> **Records**:
----
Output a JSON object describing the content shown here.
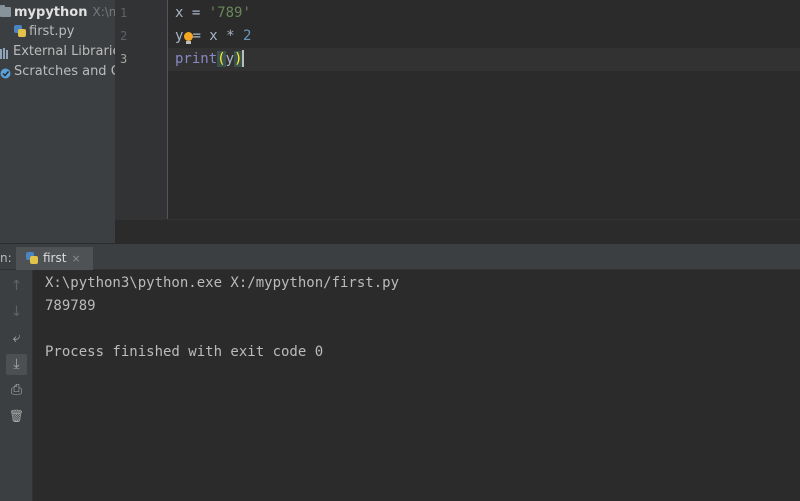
{
  "project": {
    "root": {
      "name": "mypython",
      "path": "X:\\my"
    },
    "items": [
      {
        "label": "first.py"
      },
      {
        "label": "External Libraries"
      },
      {
        "label": "Scratches and Co"
      }
    ]
  },
  "editor": {
    "line_numbers": [
      "1",
      "2",
      "3"
    ],
    "lines": [
      {
        "var": "x",
        "op": " = ",
        "str": "'789'"
      },
      {
        "var": "y",
        "op": "= x * ",
        "num": "2"
      },
      {
        "func": "print",
        "open": "(",
        "arg": "y",
        "close": ")"
      }
    ],
    "current_line": 3,
    "colors": {
      "string": "#6a8759",
      "number": "#6897bb",
      "builtin": "#8888c6",
      "paren_match": "#ffef28"
    }
  },
  "run": {
    "panel_label": "n:",
    "tab": {
      "label": "first",
      "close": "×"
    },
    "toolbar": [
      {
        "icon": "arrow-up-icon",
        "glyph": "↑"
      },
      {
        "icon": "arrow-down-icon",
        "glyph": "↓"
      },
      {
        "icon": "soft-wrap-icon",
        "glyph": "⤶"
      },
      {
        "icon": "scroll-to-end-icon",
        "glyph": "⤓"
      },
      {
        "icon": "print-icon",
        "glyph": "⎙"
      },
      {
        "icon": "trash-icon",
        "glyph": "🗑"
      }
    ],
    "console": [
      "X:\\python3\\python.exe X:/mypython/first.py",
      "789789",
      "",
      "Process finished with exit code 0"
    ]
  }
}
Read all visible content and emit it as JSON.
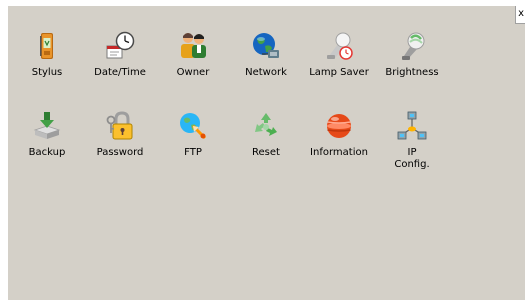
{
  "window": {
    "close_label": "x"
  },
  "applets": [
    {
      "label": "Stylus",
      "icon": "stylus-icon"
    },
    {
      "label": "Date/Time",
      "icon": "date-time-icon"
    },
    {
      "label": "Owner",
      "icon": "owner-icon"
    },
    {
      "label": "Network",
      "icon": "network-icon"
    },
    {
      "label": "Lamp Saver",
      "icon": "lamp-saver-icon"
    },
    {
      "label": "Brightness",
      "icon": "brightness-icon"
    },
    {
      "label": "Backup",
      "icon": "backup-icon"
    },
    {
      "label": "Password",
      "icon": "password-icon"
    },
    {
      "label": "FTP",
      "icon": "ftp-icon"
    },
    {
      "label": "Reset",
      "icon": "reset-icon"
    },
    {
      "label": "Information",
      "icon": "information-icon"
    },
    {
      "label": "IP\nConfig.",
      "icon": "ip-config-icon"
    }
  ],
  "colors": {
    "panel_background": "#d4d0c8",
    "page_background": "#ffffff",
    "text": "#000000"
  }
}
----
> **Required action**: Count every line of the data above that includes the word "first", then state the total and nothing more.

> **Output for this task**: 3